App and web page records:
****************************************

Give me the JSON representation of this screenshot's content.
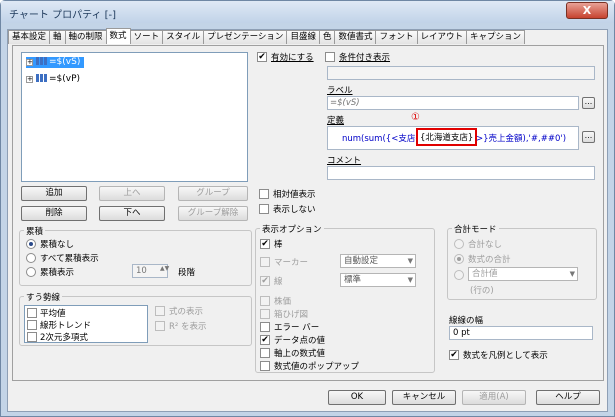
{
  "window": {
    "title": "チャート プロパティ [-]",
    "close": "X"
  },
  "tabs": [
    "基本設定",
    "軸",
    "軸の制限",
    "数式",
    "ソート",
    "スタイル",
    "プレゼンテーション",
    "目盛線",
    "色",
    "数値書式",
    "フォント",
    "レイアウト",
    "キャプション"
  ],
  "expressions": [
    {
      "label": "=$(vS)"
    },
    {
      "label": "=$(vP)"
    }
  ],
  "buttons": {
    "add": "追加",
    "up": "上へ",
    "group": "グループ",
    "delete": "削除",
    "down": "下へ",
    "ungroup": "グループ解除",
    "ok": "OK",
    "cancel": "キャンセル",
    "apply": "適用(A)",
    "help": "ヘルプ"
  },
  "enable": {
    "label": "有効にする"
  },
  "conditional": {
    "label": "条件付き表示"
  },
  "label_section": {
    "title": "ラベル",
    "value": "=$(vS)",
    "btn": "..."
  },
  "definition": {
    "title": "定義",
    "pre": "num(sum({<支店名=",
    "highlight": "{北海道支店}",
    "post": ">}売上金額),'#,##0')",
    "marker": "①",
    "btn": "..."
  },
  "comment": {
    "title": "コメント"
  },
  "accumulation": {
    "title": "累積",
    "opt1": "累積なし",
    "opt2": "すべて累積表示",
    "opt3": "累積表示",
    "steps": "10",
    "steps_label": "段階"
  },
  "trendlines": {
    "title": "すう勢線",
    "items": [
      "平均値",
      "線形トレンド",
      "2次元多項式"
    ]
  },
  "show_equation": "式の表示",
  "show_r2": "R² を表示",
  "relative": "相対値表示",
  "invisible": "表示しない",
  "display_options": {
    "title": "表示オプション",
    "bar": "棒",
    "marker": "マーカー",
    "line": "線",
    "stock": "株価",
    "box": "箱ひげ図",
    "error": "エラー バー",
    "values": "データ点の値",
    "axis_values": "軸上の数式値",
    "popup": "数式値のポップアップ",
    "marker_select": "自動設定",
    "line_select": "標準"
  },
  "total_mode": {
    "title": "合計モード",
    "none": "合計なし",
    "expr": "数式の合計",
    "select": "合計値",
    "rows": "(行の)"
  },
  "line_width": {
    "title": "線線の幅",
    "value": "0 pt"
  },
  "legend_expr": "数式を凡例として表示"
}
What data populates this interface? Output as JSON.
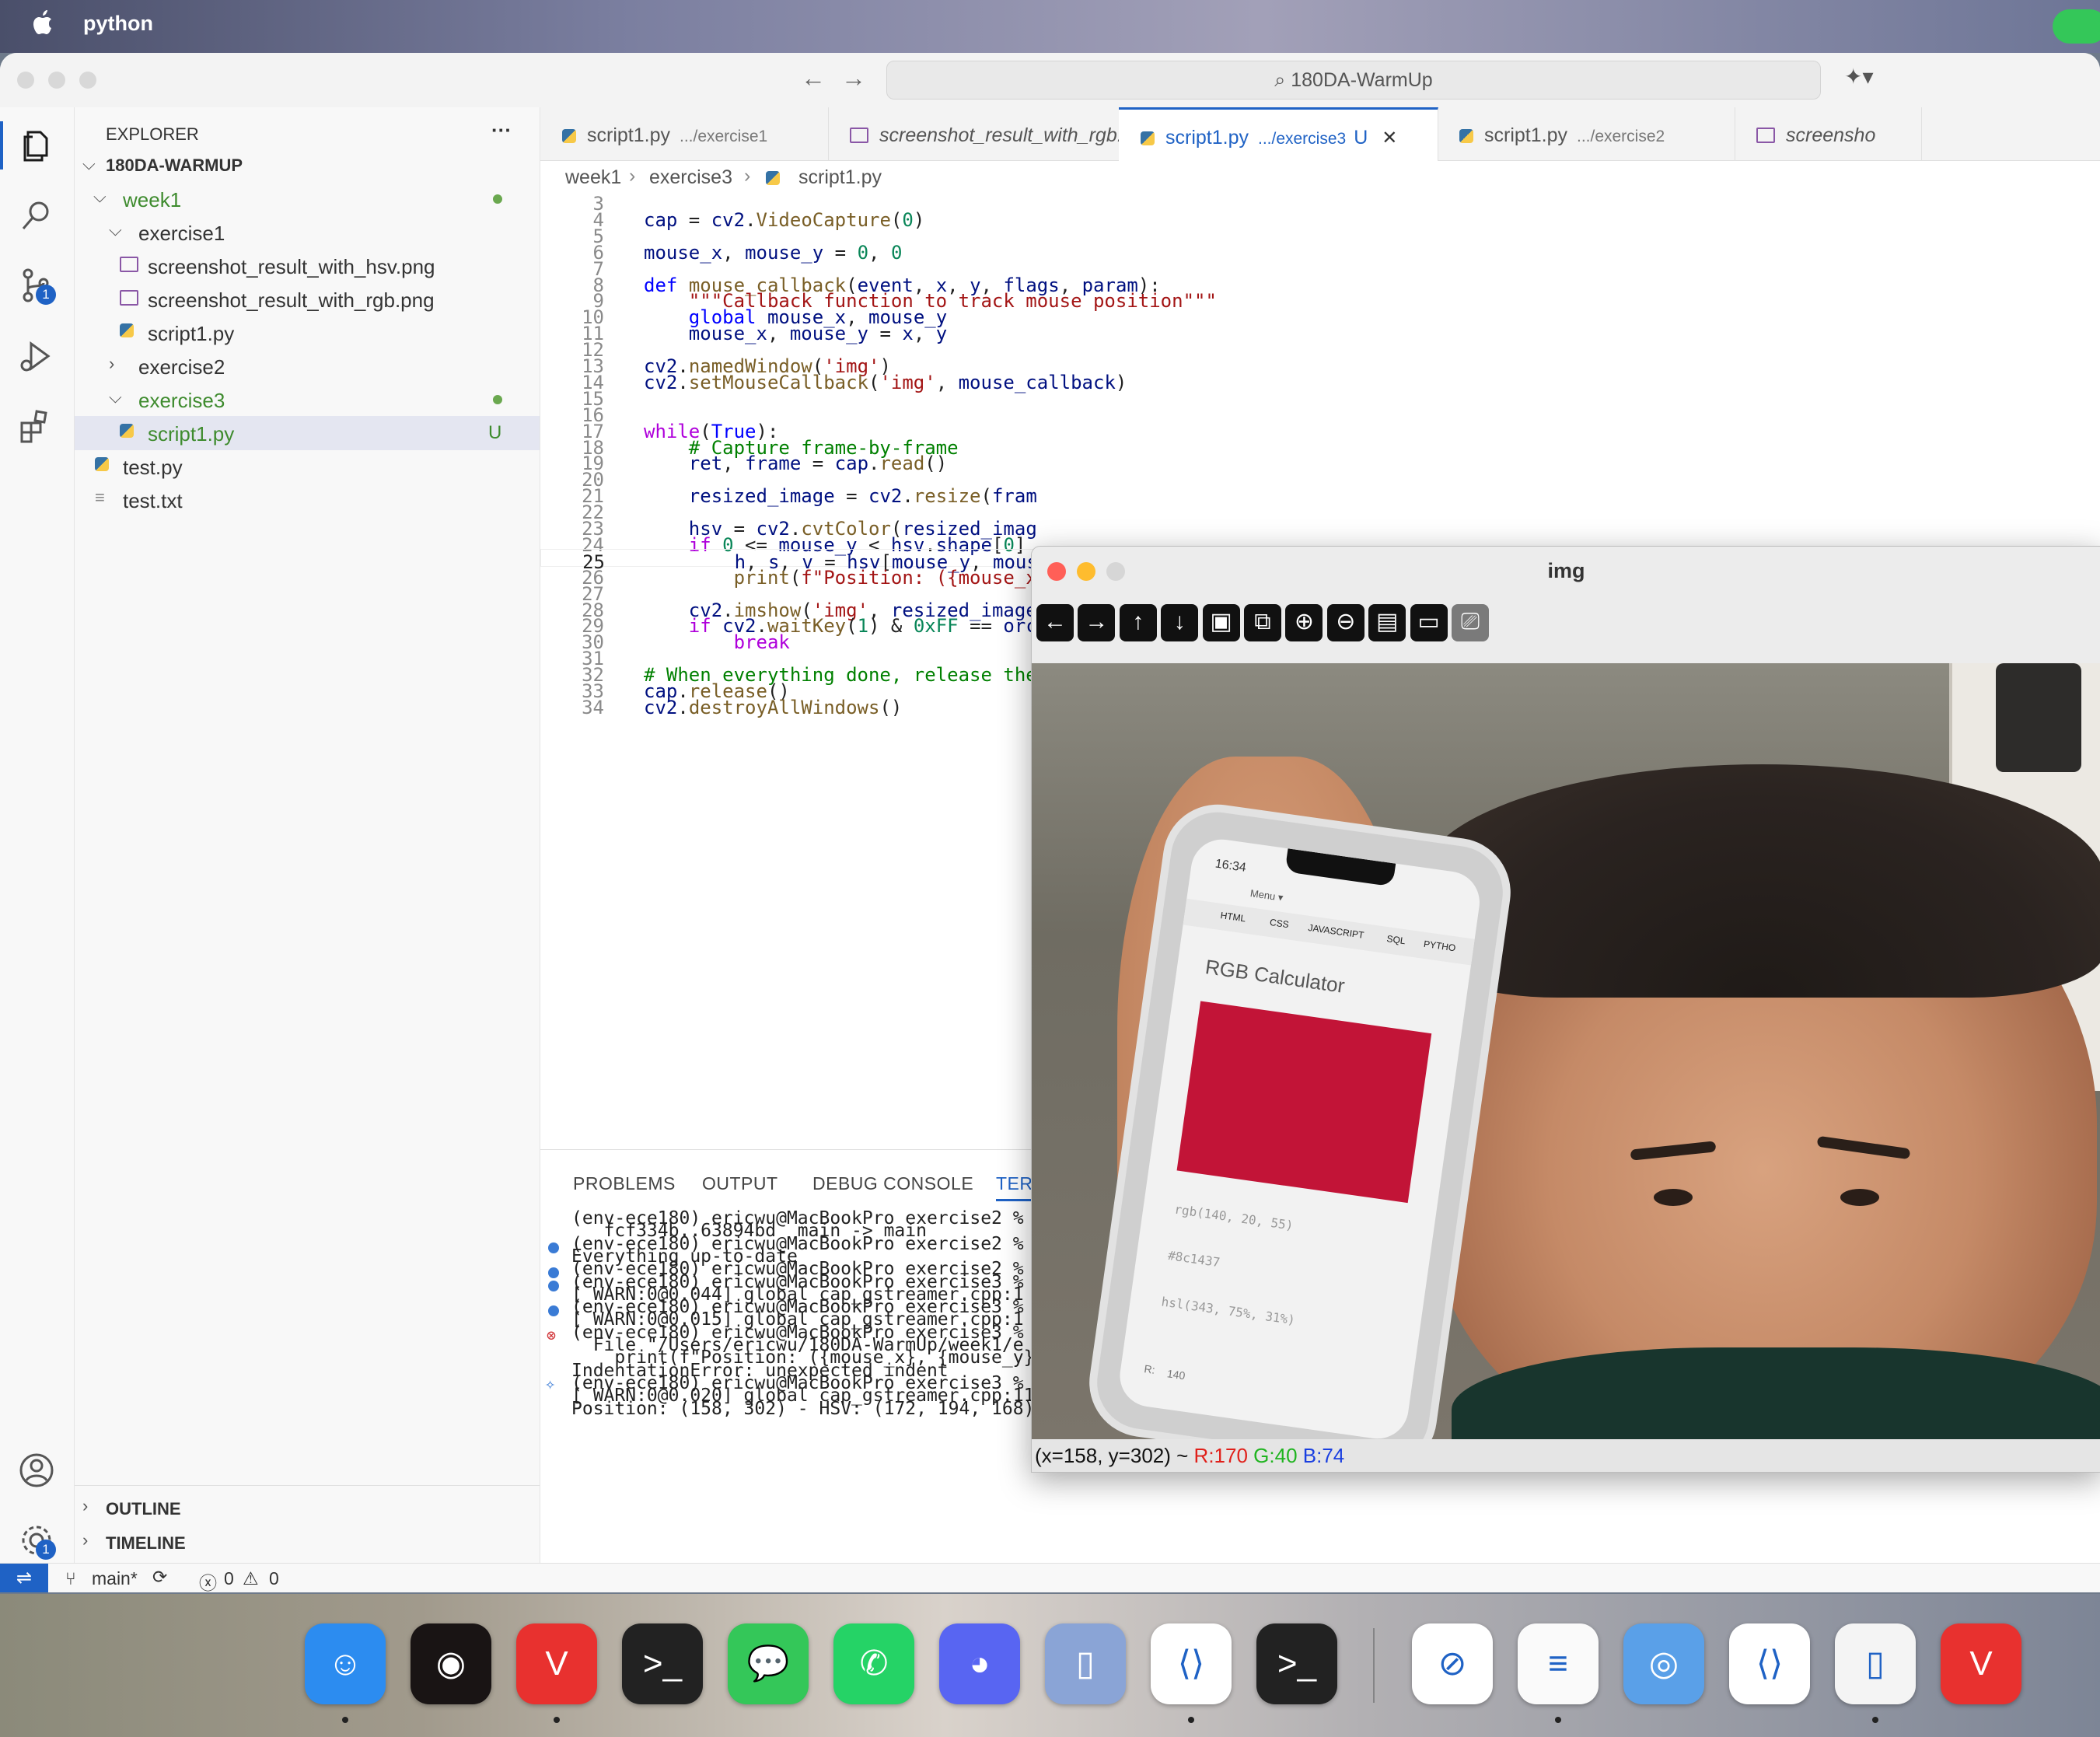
{
  "menubar": {
    "app_name": "python"
  },
  "titlebar": {
    "search_text": "180DA-WarmUp"
  },
  "sidebar": {
    "header": "EXPLORER",
    "more": "···",
    "workspace": "180DA-WARMUP",
    "tree": [
      {
        "label": "week1",
        "indent": 1,
        "kind": "folder-open",
        "status": "dot"
      },
      {
        "label": "exercise1",
        "indent": 2,
        "kind": "folder-open",
        "status": ""
      },
      {
        "label": "screenshot_result_with_hsv.png",
        "indent": 3,
        "kind": "image",
        "status": ""
      },
      {
        "label": "screenshot_result_with_rgb.png",
        "indent": 3,
        "kind": "image",
        "status": ""
      },
      {
        "label": "script1.py",
        "indent": 3,
        "kind": "python",
        "status": ""
      },
      {
        "label": "exercise2",
        "indent": 2,
        "kind": "folder-closed",
        "status": ""
      },
      {
        "label": "exercise3",
        "indent": 2,
        "kind": "folder-open",
        "status": "dot"
      },
      {
        "label": "script1.py",
        "indent": 3,
        "kind": "python",
        "status": "U"
      },
      {
        "label": "test.py",
        "indent": 1,
        "kind": "python",
        "status": ""
      },
      {
        "label": "test.txt",
        "indent": 1,
        "kind": "text",
        "status": ""
      }
    ],
    "outline": "OUTLINE",
    "timeline": "TIMELINE"
  },
  "activity": {
    "scm_badge": "1",
    "settings_badge": "1"
  },
  "tabs": [
    {
      "label": "script1.py",
      "desc": ".../exercise1",
      "type": "python"
    },
    {
      "label": "screenshot_result_with_rgb.png",
      "desc": ".../exercise1",
      "type": "image"
    },
    {
      "label": "script1.py",
      "desc": ".../exercise3",
      "type": "python",
      "status": "U",
      "active": true
    },
    {
      "label": "script1.py",
      "desc": ".../exercise2",
      "type": "python"
    },
    {
      "label": "screensho",
      "desc": "",
      "type": "image"
    }
  ],
  "breadcrumb": [
    "week1",
    "exercise3",
    "script1.py"
  ],
  "code_lines": [
    {
      "n": "3",
      "t": ""
    },
    {
      "n": "4",
      "t": "cap = cv2.VideoCapture(0)"
    },
    {
      "n": "5",
      "t": ""
    },
    {
      "n": "6",
      "t": "mouse_x, mouse_y = 0, 0"
    },
    {
      "n": "7",
      "t": ""
    },
    {
      "n": "8",
      "t": "def mouse_callback(event, x, y, flags, param):"
    },
    {
      "n": "9",
      "t": "    \"\"\"Callback function to track mouse position\"\"\""
    },
    {
      "n": "10",
      "t": "    global mouse_x, mouse_y"
    },
    {
      "n": "11",
      "t": "    mouse_x, mouse_y = x, y"
    },
    {
      "n": "12",
      "t": ""
    },
    {
      "n": "13",
      "t": "cv2.namedWindow('img')"
    },
    {
      "n": "14",
      "t": "cv2.setMouseCallback('img', mouse_callback)"
    },
    {
      "n": "15",
      "t": ""
    },
    {
      "n": "16",
      "t": ""
    },
    {
      "n": "17",
      "t": "while(True):"
    },
    {
      "n": "18",
      "t": "    # Capture frame-by-frame"
    },
    {
      "n": "19",
      "t": "    ret, frame = cap.read()"
    },
    {
      "n": "20",
      "t": ""
    },
    {
      "n": "21",
      "t": "    resized_image = cv2.resize(fram"
    },
    {
      "n": "22",
      "t": ""
    },
    {
      "n": "23",
      "t": "    hsv = cv2.cvtColor(resized_imag"
    },
    {
      "n": "24",
      "t": "    if 0 <= mouse_y < hsv.shape[0]"
    },
    {
      "n": "25",
      "t": "        h, s, v = hsv[mouse_y, mous"
    },
    {
      "n": "26",
      "t": "        print(f\"Position: ({mouse_x"
    },
    {
      "n": "27",
      "t": ""
    },
    {
      "n": "28",
      "t": "    cv2.imshow('img', resized_image"
    },
    {
      "n": "29",
      "t": "    if cv2.waitKey(1) & 0xFF == orc"
    },
    {
      "n": "30",
      "t": "        break"
    },
    {
      "n": "31",
      "t": ""
    },
    {
      "n": "32",
      "t": "# When everything done, release the"
    },
    {
      "n": "33",
      "t": "cap.release()"
    },
    {
      "n": "34",
      "t": "cv2.destroyAllWindows()"
    }
  ],
  "panel": {
    "tabs": [
      "PROBLEMS",
      "OUTPUT",
      "DEBUG CONSOLE",
      "TERM"
    ],
    "terminal": [
      {
        "t": "(env-ece180) ericwu@MacBookPro exercise2 %",
        "mark": ""
      },
      {
        "t": "   fcf334b..63894bd  main -> main",
        "mark": ""
      },
      {
        "t": "(env-ece180) ericwu@MacBookPro exercise2 %",
        "mark": "blue"
      },
      {
        "t": "Everything up-to-date",
        "mark": ""
      },
      {
        "t": "(env-ece180) ericwu@MacBookPro exercise2 %",
        "mark": "blue"
      },
      {
        "t": "(env-ece180) ericwu@MacBookPro exercise3 %",
        "mark": "blue"
      },
      {
        "t": "[ WARN:0@0.044] global cap_gstreamer.cpp:1",
        "mark": ""
      },
      {
        "t": "(env-ece180) ericwu@MacBookPro exercise3 %",
        "mark": "blue"
      },
      {
        "t": "[ WARN:0@0.015] global cap_gstreamer.cpp:1",
        "mark": ""
      },
      {
        "t": "(env-ece180) ericwu@MacBookPro exercise3 %",
        "mark": "error"
      },
      {
        "t": "  File \"/Users/ericwu/180DA-WarmUp/week1/e",
        "mark": ""
      },
      {
        "t": "    print(f\"Position: ({mouse_x}, {mouse_y}",
        "mark": ""
      },
      {
        "t": "IndentationError: unexpected indent",
        "mark": ""
      },
      {
        "t": "(env-ece180) ericwu@MacBookPro exercise3 % python script1.py",
        "mark": "sparkle"
      },
      {
        "t": "[ WARN:0@0.020] global cap_gstreamer.cpp:1173 isPipelinePlaying OpenCV | GStreamer warning: GStreamer: pipeline have not been created",
        "mark": ""
      },
      {
        "t": "Position: (158, 302) - HSV: (172, 194, 168)",
        "mark": ""
      }
    ]
  },
  "statusbar": {
    "branch": "main*",
    "errors": "0",
    "warnings": "0"
  },
  "img_window": {
    "title": "img",
    "toolbar": [
      "arrow-left",
      "arrow-right",
      "arrow-up",
      "arrow-down",
      "image",
      "image-zoom",
      "zoom-in",
      "zoom-out",
      "save",
      "clipboard",
      "brush"
    ],
    "pixel_info": {
      "coords": "(x=158, y=302) ~",
      "r": "R:170",
      "g": "G:40",
      "b": "B:74"
    },
    "phone": {
      "time": "16:34",
      "menu": "Menu ▾",
      "nav": [
        "HTML",
        "CSS",
        "JAVASCRIPT",
        "SQL",
        "PYTHO"
      ],
      "heading": "RGB Calculator",
      "swatch_color": "#c21437",
      "rgb": "rgb(140, 20, 55)",
      "hex": "#8c1437",
      "hsl": "hsl(343, 75%, 31%)",
      "r_label": "R:",
      "r_value": "140"
    }
  },
  "dock": [
    {
      "name": "finder",
      "color": "#2c8cf0",
      "dot": true
    },
    {
      "name": "spotify",
      "color": "#191414",
      "dot": false
    },
    {
      "name": "vivaldi",
      "color": "#e8312f",
      "dot": true
    },
    {
      "name": "terminal",
      "color": "#222222",
      "dot": false
    },
    {
      "name": "messages",
      "color": "#34c759",
      "dot": false
    },
    {
      "name": "whatsapp",
      "color": "#25d366",
      "dot": false
    },
    {
      "name": "discord",
      "color": "#5865f2",
      "dot": false
    },
    {
      "name": "simulator",
      "color": "#8aa4d6",
      "dot": false
    },
    {
      "name": "vscode",
      "color": "#ffffff",
      "dot": true
    },
    {
      "name": "terminal",
      "color": "#222222",
      "dot": false
    },
    {
      "name": "safari",
      "color": "#ffffff",
      "dot": false
    },
    {
      "name": "notes",
      "color": "#fafafa",
      "dot": true
    },
    {
      "name": "camera-app",
      "color": "#5aa0e8",
      "dot": false
    },
    {
      "name": "vscode",
      "color": "#ffffff",
      "dot": false
    },
    {
      "name": "document",
      "color": "#f4f4f4",
      "dot": true
    },
    {
      "name": "vivaldi",
      "color": "#e8312f",
      "dot": false
    }
  ]
}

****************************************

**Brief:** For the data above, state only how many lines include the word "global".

**Answer for the task:** 4